Alys Fowler, a gardening writer who I always enjoy reading, urges restraint in this morning’s Guardian. She is, of course, quite right, especially if you have heavy soil, but with my stony (mostly) stuff, I have started tidying up a bit, doing the annual cull on bramble, the dreaded honeysuckle, giant dandelions- that kind of thing. But I am only talking about going into the soil about half a fork’s depth to remove the bad boys- which I kind of need to do, because the daffodils are half way out the of the ground. And, although this may be wishful thinking, a few warm days would bring them out good and proper. It’s a hard life being a bulb in my garden. When they are obviously up, even I manage not to dig them up by mistake, but they have a dangerous life if I can’t see them. I am, however, very good at replanting them straight away, although there are always one or two that get split.
The white Japanese quince, Chaenomeles speciosa ‘Nivalis’, is one of those plants I look forward to seeing at this time of the year. There is a good article by James Wong on Japanese quince, though I always find him just a bit too boy-scout happy- possibly an age thing. Back to the quince, it never fruits for us, or it may be that it has very tiny fruits that get lost in the undergrowth at the back of the border. I inherited it in the garden when we arrived, and although it can suffer sapling invaders being so near to the ruisseau, it really draws the eye especially when everything else is brown and sodden. The rain has been biblical so far this year.
The sights in the garden are on the miniature side right now. Bucketing rain, and only the odd sunny day, has fed the moss on the stone walls. It is so green it is almost golden, and looks like the most expensive velvet fairy coat from children’s tales. Some nice freckling has popped up on a couple of the hellebores, very dark prominent freckles and also freckles of the finest dust. I love the surprises that you get when they mix themselves up.

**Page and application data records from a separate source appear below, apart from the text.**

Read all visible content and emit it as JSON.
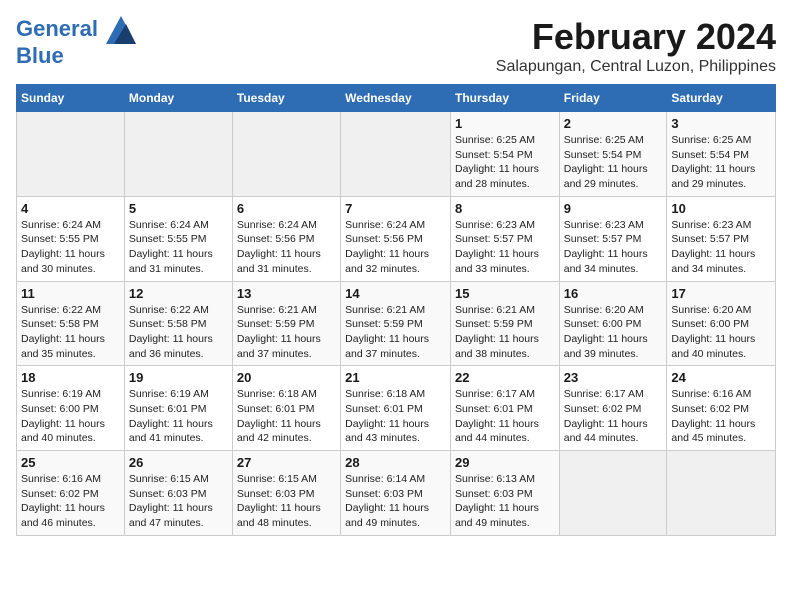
{
  "header": {
    "logo_line1": "General",
    "logo_line2": "Blue",
    "month_year": "February 2024",
    "location": "Salapungan, Central Luzon, Philippines"
  },
  "days_of_week": [
    "Sunday",
    "Monday",
    "Tuesday",
    "Wednesday",
    "Thursday",
    "Friday",
    "Saturday"
  ],
  "weeks": [
    [
      {
        "day": "",
        "info": ""
      },
      {
        "day": "",
        "info": ""
      },
      {
        "day": "",
        "info": ""
      },
      {
        "day": "",
        "info": ""
      },
      {
        "day": "1",
        "info": "Sunrise: 6:25 AM\nSunset: 5:54 PM\nDaylight: 11 hours and 28 minutes."
      },
      {
        "day": "2",
        "info": "Sunrise: 6:25 AM\nSunset: 5:54 PM\nDaylight: 11 hours and 29 minutes."
      },
      {
        "day": "3",
        "info": "Sunrise: 6:25 AM\nSunset: 5:54 PM\nDaylight: 11 hours and 29 minutes."
      }
    ],
    [
      {
        "day": "4",
        "info": "Sunrise: 6:24 AM\nSunset: 5:55 PM\nDaylight: 11 hours and 30 minutes."
      },
      {
        "day": "5",
        "info": "Sunrise: 6:24 AM\nSunset: 5:55 PM\nDaylight: 11 hours and 31 minutes."
      },
      {
        "day": "6",
        "info": "Sunrise: 6:24 AM\nSunset: 5:56 PM\nDaylight: 11 hours and 31 minutes."
      },
      {
        "day": "7",
        "info": "Sunrise: 6:24 AM\nSunset: 5:56 PM\nDaylight: 11 hours and 32 minutes."
      },
      {
        "day": "8",
        "info": "Sunrise: 6:23 AM\nSunset: 5:57 PM\nDaylight: 11 hours and 33 minutes."
      },
      {
        "day": "9",
        "info": "Sunrise: 6:23 AM\nSunset: 5:57 PM\nDaylight: 11 hours and 34 minutes."
      },
      {
        "day": "10",
        "info": "Sunrise: 6:23 AM\nSunset: 5:57 PM\nDaylight: 11 hours and 34 minutes."
      }
    ],
    [
      {
        "day": "11",
        "info": "Sunrise: 6:22 AM\nSunset: 5:58 PM\nDaylight: 11 hours and 35 minutes."
      },
      {
        "day": "12",
        "info": "Sunrise: 6:22 AM\nSunset: 5:58 PM\nDaylight: 11 hours and 36 minutes."
      },
      {
        "day": "13",
        "info": "Sunrise: 6:21 AM\nSunset: 5:59 PM\nDaylight: 11 hours and 37 minutes."
      },
      {
        "day": "14",
        "info": "Sunrise: 6:21 AM\nSunset: 5:59 PM\nDaylight: 11 hours and 37 minutes."
      },
      {
        "day": "15",
        "info": "Sunrise: 6:21 AM\nSunset: 5:59 PM\nDaylight: 11 hours and 38 minutes."
      },
      {
        "day": "16",
        "info": "Sunrise: 6:20 AM\nSunset: 6:00 PM\nDaylight: 11 hours and 39 minutes."
      },
      {
        "day": "17",
        "info": "Sunrise: 6:20 AM\nSunset: 6:00 PM\nDaylight: 11 hours and 40 minutes."
      }
    ],
    [
      {
        "day": "18",
        "info": "Sunrise: 6:19 AM\nSunset: 6:00 PM\nDaylight: 11 hours and 40 minutes."
      },
      {
        "day": "19",
        "info": "Sunrise: 6:19 AM\nSunset: 6:01 PM\nDaylight: 11 hours and 41 minutes."
      },
      {
        "day": "20",
        "info": "Sunrise: 6:18 AM\nSunset: 6:01 PM\nDaylight: 11 hours and 42 minutes."
      },
      {
        "day": "21",
        "info": "Sunrise: 6:18 AM\nSunset: 6:01 PM\nDaylight: 11 hours and 43 minutes."
      },
      {
        "day": "22",
        "info": "Sunrise: 6:17 AM\nSunset: 6:01 PM\nDaylight: 11 hours and 44 minutes."
      },
      {
        "day": "23",
        "info": "Sunrise: 6:17 AM\nSunset: 6:02 PM\nDaylight: 11 hours and 44 minutes."
      },
      {
        "day": "24",
        "info": "Sunrise: 6:16 AM\nSunset: 6:02 PM\nDaylight: 11 hours and 45 minutes."
      }
    ],
    [
      {
        "day": "25",
        "info": "Sunrise: 6:16 AM\nSunset: 6:02 PM\nDaylight: 11 hours and 46 minutes."
      },
      {
        "day": "26",
        "info": "Sunrise: 6:15 AM\nSunset: 6:03 PM\nDaylight: 11 hours and 47 minutes."
      },
      {
        "day": "27",
        "info": "Sunrise: 6:15 AM\nSunset: 6:03 PM\nDaylight: 11 hours and 48 minutes."
      },
      {
        "day": "28",
        "info": "Sunrise: 6:14 AM\nSunset: 6:03 PM\nDaylight: 11 hours and 49 minutes."
      },
      {
        "day": "29",
        "info": "Sunrise: 6:13 AM\nSunset: 6:03 PM\nDaylight: 11 hours and 49 minutes."
      },
      {
        "day": "",
        "info": ""
      },
      {
        "day": "",
        "info": ""
      }
    ]
  ]
}
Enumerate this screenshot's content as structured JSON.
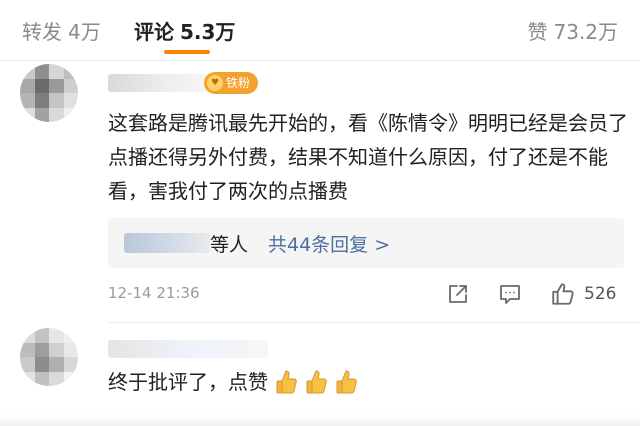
{
  "tabs": {
    "repost": {
      "label": "转发",
      "count": "4万"
    },
    "comment": {
      "label": "评论",
      "count": "5.3万"
    },
    "like": {
      "label": "赞",
      "count": "73.2万"
    }
  },
  "colors": {
    "accent": "#ff8200",
    "link": "#4d6f9d",
    "badge": "#f4a12f"
  },
  "comments": [
    {
      "badge": "铁粉",
      "text": "这套路是腾讯最先开始的，看《陈情令》明明已经是会员了点播还得另外付费，结果不知道什么原因，付了还是不能看，害我付了两次的点播费",
      "replies": {
        "suffix": "等人",
        "link": "共44条回复 >"
      },
      "time": "12-14 21:36",
      "likes": "526"
    },
    {
      "text": "终于批评了，点赞"
    }
  ],
  "icons": {
    "share": "share-icon",
    "comment": "comment-icon",
    "like": "thumbs-up-icon",
    "emoji": "thumbs-up-emoji-icon"
  }
}
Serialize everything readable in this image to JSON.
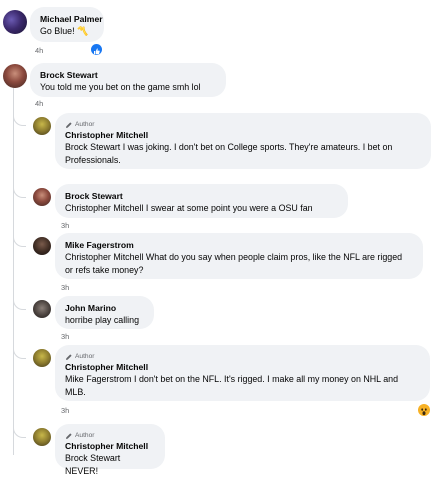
{
  "comments": [
    {
      "name": "Michael Palmer",
      "text": "Go Blue! 〽️",
      "time": "4h"
    },
    {
      "name": "Brock Stewart",
      "text": "You told me you bet on the game smh lol",
      "time": "4h"
    }
  ],
  "replies": [
    {
      "badge": "Author",
      "name": "Christopher Mitchell",
      "text": "Brock Stewart I was joking. I don't bet on College sports. They're amateurs. I bet on Professionals."
    },
    {
      "name": "Brock Stewart",
      "text": "Christopher Mitchell I swear at some point you were a OSU fan",
      "time": "3h"
    },
    {
      "name": "Mike Fagerstrom",
      "text": "Christopher Mitchell What do you say when people claim pros, like the NFL are rigged or refs take money?",
      "time": "3h"
    },
    {
      "name": "John Marino",
      "text": "horribe play calling",
      "time": "3h"
    },
    {
      "badge": "Author",
      "name": "Christopher Mitchell",
      "text": "Mike Fagerstrom I don't bet on the NFL. It's rigged. I make all my money on NHL and MLB.",
      "time": "3h"
    },
    {
      "badge": "Author",
      "name": "Christopher Mitchell",
      "text": "Brock Stewart NEVER!"
    }
  ],
  "colors": {
    "like": "#1877f2",
    "wow": "#f7b125",
    "bubble": "#f0f2f5",
    "meta": "#65676b"
  }
}
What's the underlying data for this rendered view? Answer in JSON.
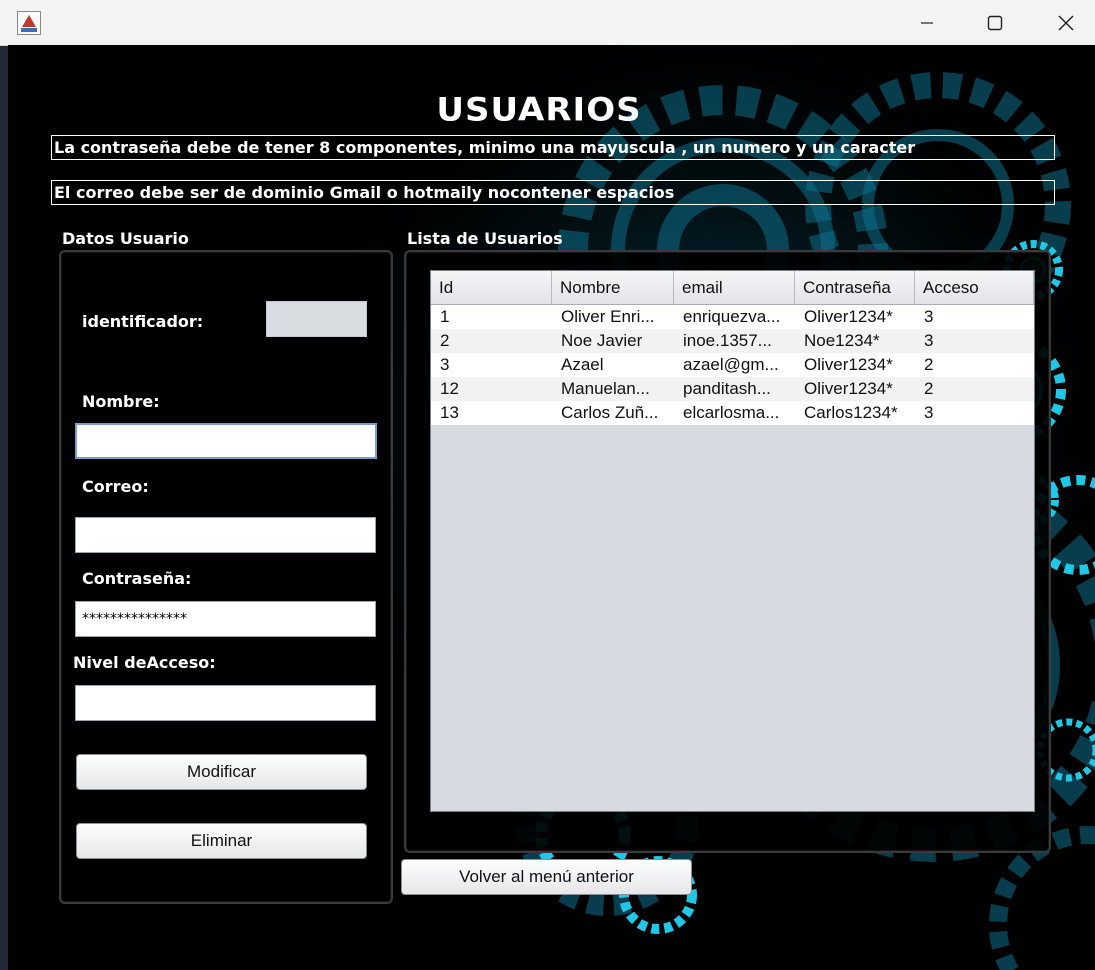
{
  "window": {
    "icon": "java-app-icon",
    "controls": [
      "minimize-icon",
      "maximize-icon",
      "close-icon"
    ]
  },
  "heading": "USUARIOS",
  "rules": {
    "password": "La contraseña debe de tener 8 componentes, minimo una mayuscula , un numero y un caracter",
    "email": "El correo debe ser de dominio Gmail o hotmaily nocontener espacios"
  },
  "datos_usuario": {
    "title": "Datos Usuario",
    "id_label": "identificador:",
    "id_value": "",
    "nombre_label": "Nombre:",
    "nombre_value": "",
    "correo_label": "Correo:",
    "correo_value": "",
    "password_label": "Contraseña:",
    "password_value": "***************",
    "acceso_label": "Nivel deAcceso:",
    "acceso_value": "",
    "modificar_label": "Modificar",
    "eliminar_label": "Eliminar"
  },
  "lista": {
    "title": "Lista de Usuarios",
    "columns": [
      "Id",
      "Nombre",
      "email",
      "Contraseña",
      "Acceso"
    ],
    "rows": [
      [
        "1",
        "Oliver Enri...",
        "enriquezva...",
        "Oliver1234*",
        "3"
      ],
      [
        "2",
        "Noe Javier",
        "inoe.1357...",
        "Noe1234*",
        "3"
      ],
      [
        "3",
        "Azael",
        "azael@gm...",
        "Oliver1234*",
        "2"
      ],
      [
        "12",
        "Manuelan...",
        "panditash...",
        "Oliver1234*",
        "2"
      ],
      [
        "13",
        "Carlos Zuñ...",
        "elcarlosma...",
        "Carlos1234*",
        "3"
      ]
    ]
  },
  "volver_label": "Volver al menú anterior",
  "colors": {
    "background": "#000000",
    "gear_accent": "#1ec8e6",
    "table_empty": "#d7dae1"
  }
}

And the same conditions that feed the moss, also encourages the very tiny maidenhair ferns, Adiantum raddianum I think, to have a go at establishing themselves in the nooks and crannies of the stone walls.
Tomorrow it is promised that the rain will stop and sun will come out.